  • Dissolved solids: This checks for the total amount of inorganic substances that can be found in your well water. If you find that you don't enjoy drinking your well water, it could be because there's a high level of dissolved solids.

How to Remove Contaminants From Well Water

Water filtration systems can help treat well water and reduce contaminants in your drinking water. Many can also improve the taste and smell of the water, providing a better drinking experience. You'll find two types of filtration systems to treat well water — point-of-use or whole-house filtration systems.

  • Point-of-use systems: These filtration systems treat water on demand while delivering water to a tap, such as your kitchen or bathroom sink. The Multipure Aquaperform is a point-of-use carbon block water filter system you can install under your sink or on your countertop.
  • Whole-house filtration: These systems are often installed near the water meter and treat most of the water entering a home, including water used to run your dishwasher, shower, or laundry. The Multipure Aquasource is a whole-house system that you connect at the water entry point, reducing particulate matter while delivering cleaner, chlorine- or chloramine-free water to every faucet in your home.

Most household water treatment systems consist of a filtration system that removes impurities through a physical barrier, chemical or biological process.

>How to Choose the Right Filtration System for Your Well Water

It's always a good idea to test your well water so you know if you have any problems. But another excellent way to protect your family is to use a filter. The best type of filter is a drinking water system like the kind you can find from Multipure:

  • Reduces common contaminants:The Multipure Aquaperform is a point-of-use system that provides filtration of the water coming from your kitchen faucet, so your family will enjoy drinking water free from many aesthetic and health-related contaminants. The Aquaperform is certified to reduce arsenic, PFAS and microplastics, protecting your family's health.
  • Provides good water pressure: Anyone who has used a water filter on a kitchen sink knows that one of the most significant problems is a loss of pressure. But Multipure's system of innovative technology and design means you'll still have the water pressure you want, along with the filtration that you need.
  • Uses carbon block water filters: Multipure'scarbon block water filter will also allow you to treat contaminants like bacteria & virus (Aqualuxe only), arsenic, asbestos, lead, mercury, and chloramine. Chloramine can also damage your home's plumbing and, in some cases, lead to additional microbial growth. Chloramine is also toxic to fish and any water-based reptiles.
  • Easy to maintain: Just one filter change each year provides you and your family with the best quality drinking water available for just pennies a gallon.

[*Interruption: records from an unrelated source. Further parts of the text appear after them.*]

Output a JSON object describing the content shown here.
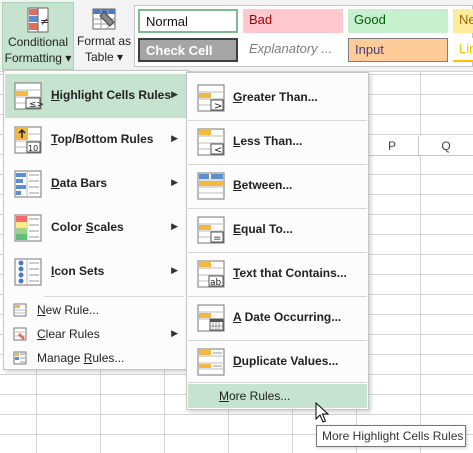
{
  "ribbon": {
    "conditional_formatting": {
      "line1": "Conditional",
      "line2": "Formatting",
      "dropdown": "▾",
      "icon": "conditional-formatting-icon"
    },
    "format_as_table": {
      "line1": "Format as",
      "line2": "Table",
      "dropdown": "▾",
      "icon": "format-as-table-icon"
    },
    "cell_styles": {
      "normal": "Normal",
      "bad": "Bad",
      "good": "Good",
      "neutral": "Ne",
      "check_cell": "Check Cell",
      "explanatory": "Explanatory ...",
      "input": "Input",
      "linked": "Lin"
    }
  },
  "sheet": {
    "columns": [
      "P",
      "Q"
    ]
  },
  "menu": {
    "items": [
      {
        "pre": "",
        "u": "H",
        "post": "ighlight Cells Rules",
        "icon": "highlight-cells-rules-icon",
        "has_submenu": true
      },
      {
        "pre": "",
        "u": "T",
        "post": "op/Bottom Rules",
        "icon": "top-bottom-rules-icon",
        "has_submenu": true
      },
      {
        "pre": "",
        "u": "D",
        "post": "ata Bars",
        "icon": "data-bars-icon",
        "has_submenu": true
      },
      {
        "pre": "Color ",
        "u": "S",
        "post": "cales",
        "icon": "color-scales-icon",
        "has_submenu": true
      },
      {
        "pre": "",
        "u": "I",
        "post": "con Sets",
        "icon": "icon-sets-icon",
        "has_submenu": true
      }
    ],
    "small_items": [
      {
        "pre": "",
        "u": "N",
        "post": "ew Rule...",
        "icon": "new-rule-icon"
      },
      {
        "pre": "",
        "u": "C",
        "post": "lear Rules",
        "icon": "clear-rules-icon",
        "has_submenu": true
      },
      {
        "pre": "Manage ",
        "u": "R",
        "post": "ules...",
        "icon": "manage-rules-icon"
      }
    ],
    "arrow": "▶"
  },
  "submenu": {
    "items": [
      {
        "pre": "",
        "u": "G",
        "post": "reater Than...",
        "icon": "greater-than-icon"
      },
      {
        "pre": "",
        "u": "L",
        "post": "ess Than...",
        "icon": "less-than-icon"
      },
      {
        "pre": "",
        "u": "B",
        "post": "etween...",
        "icon": "between-icon"
      },
      {
        "pre": "",
        "u": "E",
        "post": "qual To...",
        "icon": "equal-to-icon"
      },
      {
        "pre": "",
        "u": "T",
        "post": "ext that Contains...",
        "icon": "text-contains-icon"
      },
      {
        "pre": "",
        "u": "A",
        "post": " Date Occurring...",
        "icon": "date-occurring-icon"
      },
      {
        "pre": "",
        "u": "D",
        "post": "uplicate Values...",
        "icon": "duplicate-values-icon"
      }
    ],
    "more": {
      "pre": "",
      "u": "M",
      "post": "ore Rules..."
    }
  },
  "tooltip": "More Highlight Cells Rules",
  "colors": {
    "accent": "#c5e3cf",
    "accent_border": "#a8d4b5"
  }
}
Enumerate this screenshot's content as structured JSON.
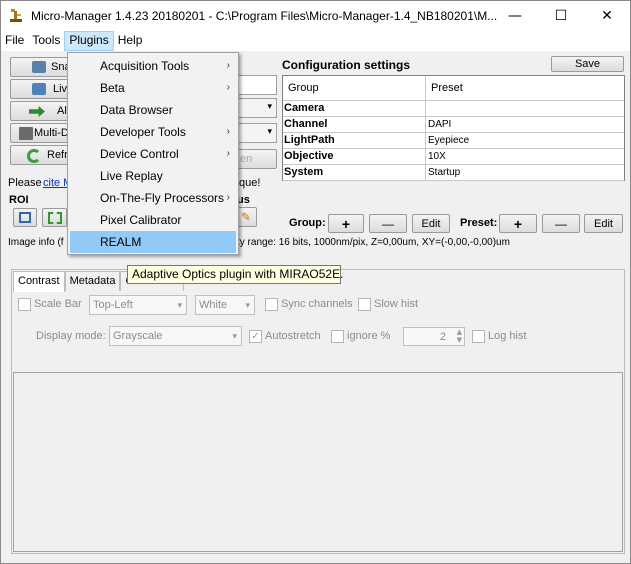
{
  "window": {
    "title": "Micro-Manager 1.4.23 20180201 - C:\\Program Files\\Micro-Manager-1.4_NB180201\\M...",
    "minimize": "—",
    "maximize": "☐",
    "close": "✕"
  },
  "menubar": [
    "File",
    "Tools",
    "Plugins",
    "Help"
  ],
  "left_buttons": [
    "Sna",
    "Liv",
    "Al",
    "Multi-D",
    "Refr"
  ],
  "please_text": "Please ",
  "cite_text": "cite M",
  "roi_label": "ROI",
  "image_info": "Image info (f",
  "range_info": "ty range: 16 bits, 1000nm/pix, Z=0,00um, XY=(-0,00,-0,00)um",
  "hidden_partial": {
    "que": "que!",
    "us": "us",
    "en": "en"
  },
  "config": {
    "title": "Configuration settings",
    "save": "Save",
    "col_group": "Group",
    "col_preset": "Preset",
    "rows": [
      {
        "group": "Camera",
        "preset": ""
      },
      {
        "group": "Channel",
        "preset": "DAPI"
      },
      {
        "group": "LightPath",
        "preset": "Eyepiece"
      },
      {
        "group": "Objective",
        "preset": "10X"
      },
      {
        "group": "System",
        "preset": "Startup"
      }
    ],
    "group_label": "Group:",
    "preset_label": "Preset:",
    "plus": "+",
    "minus": "—",
    "edit": "Edit"
  },
  "plugins_menu": [
    {
      "label": "Acquisition Tools",
      "submenu": true
    },
    {
      "label": "Beta",
      "submenu": true
    },
    {
      "label": "Data Browser",
      "submenu": false
    },
    {
      "label": "Developer Tools",
      "submenu": true
    },
    {
      "label": "Device Control",
      "submenu": true
    },
    {
      "label": "Live Replay",
      "submenu": false
    },
    {
      "label": "On-The-Fly Processors",
      "submenu": true
    },
    {
      "label": "Pixel Calibrator",
      "submenu": false
    },
    {
      "label": "REALM",
      "submenu": false,
      "highlighted": true
    }
  ],
  "tooltip": "Adaptive Optics plugin with MIRAO52E.",
  "tabs": [
    "Contrast",
    "Metadata",
    "Comments"
  ],
  "contrast": {
    "scale_bar": "Scale Bar",
    "position": "Top-Left",
    "color": "White",
    "sync_channels": "Sync channels",
    "slow_hist": "Slow hist",
    "display_mode_label": "Display mode:",
    "display_mode": "Grayscale",
    "autostretch": "Autostretch",
    "ignore": "ignore %",
    "ignore_value": "2",
    "log_hist": "Log hist"
  }
}
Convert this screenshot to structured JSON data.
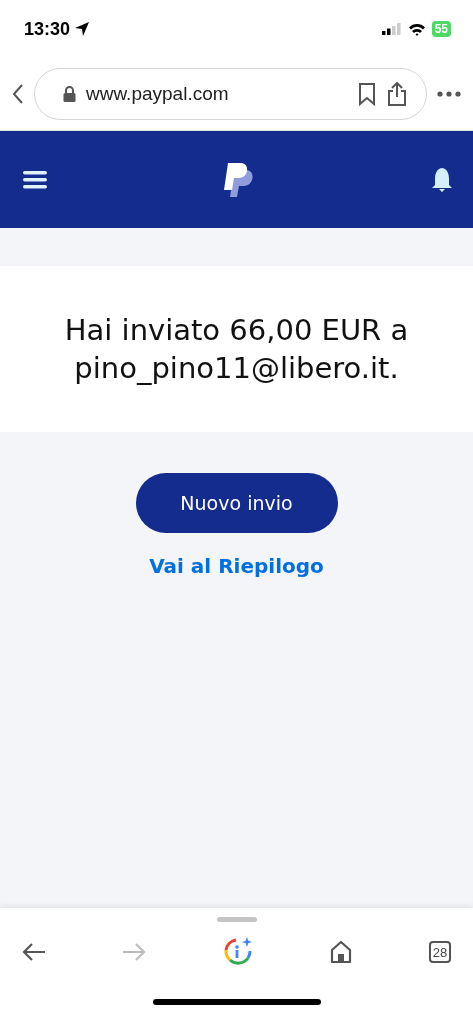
{
  "status_bar": {
    "time": "13:30",
    "battery": "55"
  },
  "browser": {
    "url": "www.paypal.com"
  },
  "message": "Hai inviato 66,00 EUR a pino_pino11@libero.it.",
  "primary_button": "Nuovo invio",
  "summary_link": "Vai al Riepilogo",
  "toolbar": {
    "back_disabled": false,
    "forward_disabled": true,
    "tabs_count": "28"
  }
}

Look to Multipure for a Drinking Water Filtration System

Certified performance matters. At Multipure, we pride ourselves on providing home drinking water systems that reduce common contaminants to keep your household safe. Check out Multipure's NSF certifications to learn more about the rigorous examination and testing all our products undergo, or peruse the complete list of contaminants the Aquaperform can address.

Multipure has been in business since 1970 to help families find clean drinking water. Our founders and our company believe that all people should have affordable access to the best drinking water — water that is clean, delicious, and free of contaminants. Water that you feel comfortable serving to your family, your pets, and your friends.

Browse our drinking water systems or contact us to learn more.